EXERCISE DIRECTIONS: Determine how many lines in the listing hold "text" and give only that number.

*** INFORMATION Section Begins ***

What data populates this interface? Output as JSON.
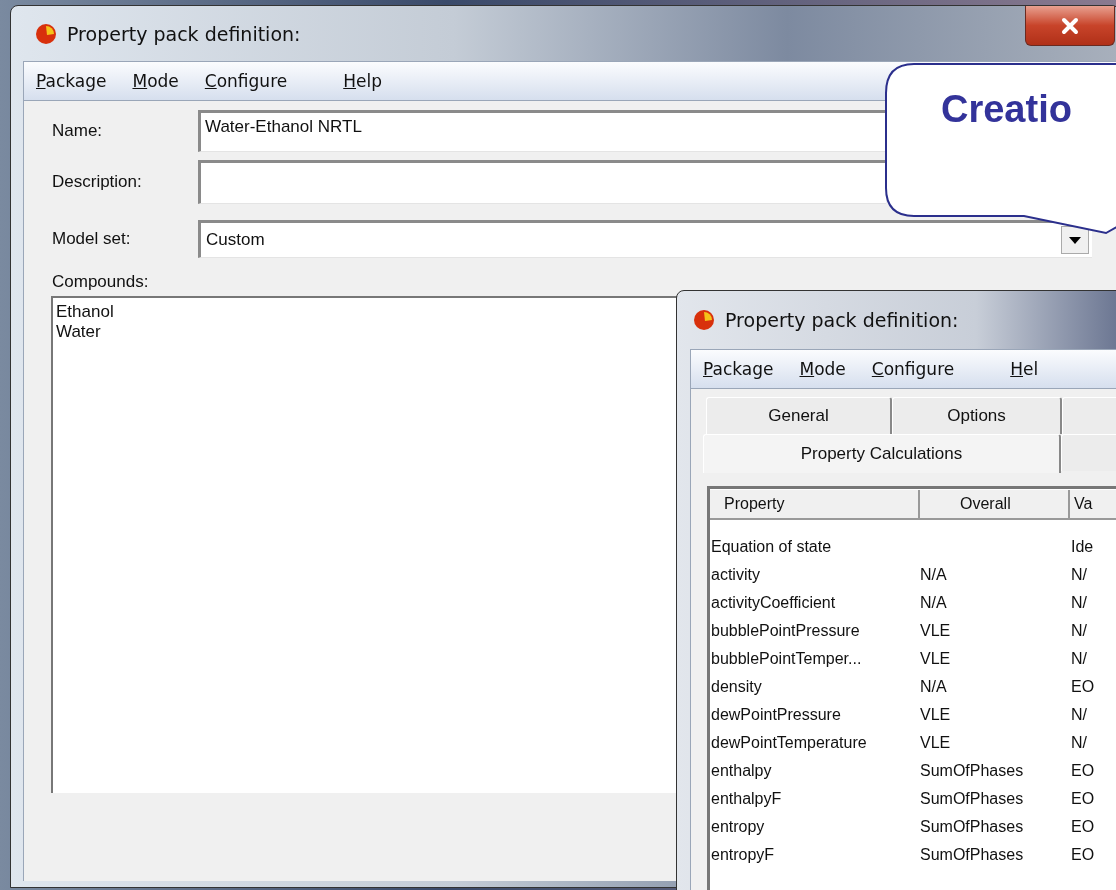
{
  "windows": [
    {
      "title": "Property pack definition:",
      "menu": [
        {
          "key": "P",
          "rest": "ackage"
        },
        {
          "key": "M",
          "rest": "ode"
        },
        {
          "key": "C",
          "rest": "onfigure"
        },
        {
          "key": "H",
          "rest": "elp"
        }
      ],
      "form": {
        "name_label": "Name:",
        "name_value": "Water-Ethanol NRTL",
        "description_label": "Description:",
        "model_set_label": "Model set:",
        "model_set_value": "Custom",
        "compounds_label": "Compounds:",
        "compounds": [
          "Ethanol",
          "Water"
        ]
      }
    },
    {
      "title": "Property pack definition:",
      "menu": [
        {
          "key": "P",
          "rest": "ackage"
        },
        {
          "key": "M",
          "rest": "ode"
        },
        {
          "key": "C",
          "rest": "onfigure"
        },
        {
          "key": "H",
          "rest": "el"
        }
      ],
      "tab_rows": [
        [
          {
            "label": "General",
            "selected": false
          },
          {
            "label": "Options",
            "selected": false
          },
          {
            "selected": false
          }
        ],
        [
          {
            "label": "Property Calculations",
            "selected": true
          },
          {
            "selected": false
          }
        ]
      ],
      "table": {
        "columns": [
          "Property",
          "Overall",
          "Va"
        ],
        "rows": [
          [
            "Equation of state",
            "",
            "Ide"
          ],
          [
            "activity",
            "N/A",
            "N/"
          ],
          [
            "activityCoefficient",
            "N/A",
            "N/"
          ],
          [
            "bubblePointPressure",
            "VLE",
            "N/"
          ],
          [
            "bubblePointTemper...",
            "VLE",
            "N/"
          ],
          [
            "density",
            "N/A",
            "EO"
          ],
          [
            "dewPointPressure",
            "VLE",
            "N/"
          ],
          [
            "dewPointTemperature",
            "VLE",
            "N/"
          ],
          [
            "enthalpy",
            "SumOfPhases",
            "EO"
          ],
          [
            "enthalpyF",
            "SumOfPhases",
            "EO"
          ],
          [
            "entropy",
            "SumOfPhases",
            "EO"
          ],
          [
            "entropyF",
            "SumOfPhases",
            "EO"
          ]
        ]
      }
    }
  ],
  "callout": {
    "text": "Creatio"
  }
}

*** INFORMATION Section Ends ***
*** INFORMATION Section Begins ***

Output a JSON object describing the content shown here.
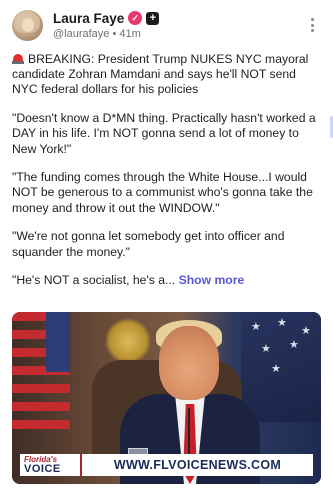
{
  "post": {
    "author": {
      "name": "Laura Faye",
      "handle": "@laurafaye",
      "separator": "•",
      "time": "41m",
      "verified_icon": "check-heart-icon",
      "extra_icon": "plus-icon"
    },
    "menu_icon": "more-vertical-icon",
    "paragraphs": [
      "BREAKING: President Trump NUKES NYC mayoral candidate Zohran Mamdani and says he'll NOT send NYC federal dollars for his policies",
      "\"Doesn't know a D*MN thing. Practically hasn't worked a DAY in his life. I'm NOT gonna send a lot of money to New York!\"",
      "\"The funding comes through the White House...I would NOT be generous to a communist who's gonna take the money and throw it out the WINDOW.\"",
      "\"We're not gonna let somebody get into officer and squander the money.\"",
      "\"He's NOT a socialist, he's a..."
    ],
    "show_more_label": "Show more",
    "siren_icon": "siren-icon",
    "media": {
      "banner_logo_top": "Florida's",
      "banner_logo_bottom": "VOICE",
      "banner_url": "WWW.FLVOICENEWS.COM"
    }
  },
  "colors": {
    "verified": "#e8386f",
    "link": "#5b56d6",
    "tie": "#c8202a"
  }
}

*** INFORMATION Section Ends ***
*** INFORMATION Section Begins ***

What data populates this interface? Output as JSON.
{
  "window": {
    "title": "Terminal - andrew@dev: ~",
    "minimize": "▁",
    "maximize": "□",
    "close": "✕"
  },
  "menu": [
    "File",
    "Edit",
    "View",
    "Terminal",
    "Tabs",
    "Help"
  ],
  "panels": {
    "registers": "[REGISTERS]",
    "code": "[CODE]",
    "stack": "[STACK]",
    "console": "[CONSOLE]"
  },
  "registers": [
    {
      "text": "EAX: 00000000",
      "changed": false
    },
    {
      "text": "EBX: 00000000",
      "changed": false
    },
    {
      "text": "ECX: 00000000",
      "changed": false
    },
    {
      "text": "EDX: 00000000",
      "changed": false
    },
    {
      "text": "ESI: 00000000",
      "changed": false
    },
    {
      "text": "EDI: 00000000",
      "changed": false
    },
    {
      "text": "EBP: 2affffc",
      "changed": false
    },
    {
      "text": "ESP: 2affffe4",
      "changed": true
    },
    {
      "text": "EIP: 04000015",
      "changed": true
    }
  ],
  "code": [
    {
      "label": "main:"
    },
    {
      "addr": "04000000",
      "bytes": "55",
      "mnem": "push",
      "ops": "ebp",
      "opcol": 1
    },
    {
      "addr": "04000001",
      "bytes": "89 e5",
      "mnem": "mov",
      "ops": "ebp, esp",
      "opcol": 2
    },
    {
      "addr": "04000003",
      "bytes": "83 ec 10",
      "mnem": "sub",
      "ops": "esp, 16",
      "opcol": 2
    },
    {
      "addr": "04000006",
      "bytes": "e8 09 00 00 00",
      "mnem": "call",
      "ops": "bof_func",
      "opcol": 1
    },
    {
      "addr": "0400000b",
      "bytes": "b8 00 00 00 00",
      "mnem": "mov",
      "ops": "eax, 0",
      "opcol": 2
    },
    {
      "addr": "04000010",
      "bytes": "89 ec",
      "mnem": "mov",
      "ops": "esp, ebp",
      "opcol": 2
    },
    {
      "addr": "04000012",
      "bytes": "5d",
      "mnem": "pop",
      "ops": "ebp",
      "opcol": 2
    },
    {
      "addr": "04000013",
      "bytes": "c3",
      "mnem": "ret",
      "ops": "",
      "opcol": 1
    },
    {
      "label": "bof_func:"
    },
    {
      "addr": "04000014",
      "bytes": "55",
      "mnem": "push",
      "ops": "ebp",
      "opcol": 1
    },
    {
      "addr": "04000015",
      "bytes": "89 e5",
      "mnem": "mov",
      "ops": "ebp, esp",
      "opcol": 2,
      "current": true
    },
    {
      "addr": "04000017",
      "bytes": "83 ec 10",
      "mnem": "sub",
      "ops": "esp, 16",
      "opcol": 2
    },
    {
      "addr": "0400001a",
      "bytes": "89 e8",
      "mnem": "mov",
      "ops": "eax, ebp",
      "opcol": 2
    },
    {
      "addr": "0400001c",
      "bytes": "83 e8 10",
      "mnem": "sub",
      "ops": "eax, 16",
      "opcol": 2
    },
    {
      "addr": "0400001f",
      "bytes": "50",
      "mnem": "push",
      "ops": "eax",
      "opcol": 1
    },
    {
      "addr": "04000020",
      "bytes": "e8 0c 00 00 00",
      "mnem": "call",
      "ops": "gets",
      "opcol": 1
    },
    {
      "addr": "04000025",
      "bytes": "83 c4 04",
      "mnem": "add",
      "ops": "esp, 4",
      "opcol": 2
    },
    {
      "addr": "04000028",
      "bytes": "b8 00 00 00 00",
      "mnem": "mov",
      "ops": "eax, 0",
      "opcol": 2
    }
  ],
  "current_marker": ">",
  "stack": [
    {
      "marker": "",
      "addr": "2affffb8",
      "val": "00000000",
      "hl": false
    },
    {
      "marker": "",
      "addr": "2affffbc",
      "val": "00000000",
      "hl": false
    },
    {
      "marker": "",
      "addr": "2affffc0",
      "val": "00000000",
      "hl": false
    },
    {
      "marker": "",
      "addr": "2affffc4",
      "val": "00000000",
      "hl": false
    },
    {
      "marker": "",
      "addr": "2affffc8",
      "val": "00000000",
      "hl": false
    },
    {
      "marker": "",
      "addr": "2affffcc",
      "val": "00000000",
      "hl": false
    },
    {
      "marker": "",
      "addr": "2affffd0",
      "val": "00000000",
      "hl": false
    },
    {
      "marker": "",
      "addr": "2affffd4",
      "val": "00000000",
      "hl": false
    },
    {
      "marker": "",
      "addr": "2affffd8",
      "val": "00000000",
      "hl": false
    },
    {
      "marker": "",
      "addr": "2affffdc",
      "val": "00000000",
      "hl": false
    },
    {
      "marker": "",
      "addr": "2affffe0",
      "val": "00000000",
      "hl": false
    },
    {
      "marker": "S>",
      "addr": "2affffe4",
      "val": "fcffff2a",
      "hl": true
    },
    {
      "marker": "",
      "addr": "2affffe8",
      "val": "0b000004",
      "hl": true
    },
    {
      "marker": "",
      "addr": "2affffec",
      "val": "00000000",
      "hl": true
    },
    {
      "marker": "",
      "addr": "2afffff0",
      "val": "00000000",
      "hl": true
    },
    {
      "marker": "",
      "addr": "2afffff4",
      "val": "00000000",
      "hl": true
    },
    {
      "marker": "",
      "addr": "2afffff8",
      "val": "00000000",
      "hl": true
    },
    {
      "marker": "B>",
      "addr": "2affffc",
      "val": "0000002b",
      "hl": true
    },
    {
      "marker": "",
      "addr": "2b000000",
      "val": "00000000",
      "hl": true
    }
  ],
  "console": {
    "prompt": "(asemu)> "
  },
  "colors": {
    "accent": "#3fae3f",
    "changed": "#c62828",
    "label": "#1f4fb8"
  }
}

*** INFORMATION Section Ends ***

PROBLEM SOLUTION: 10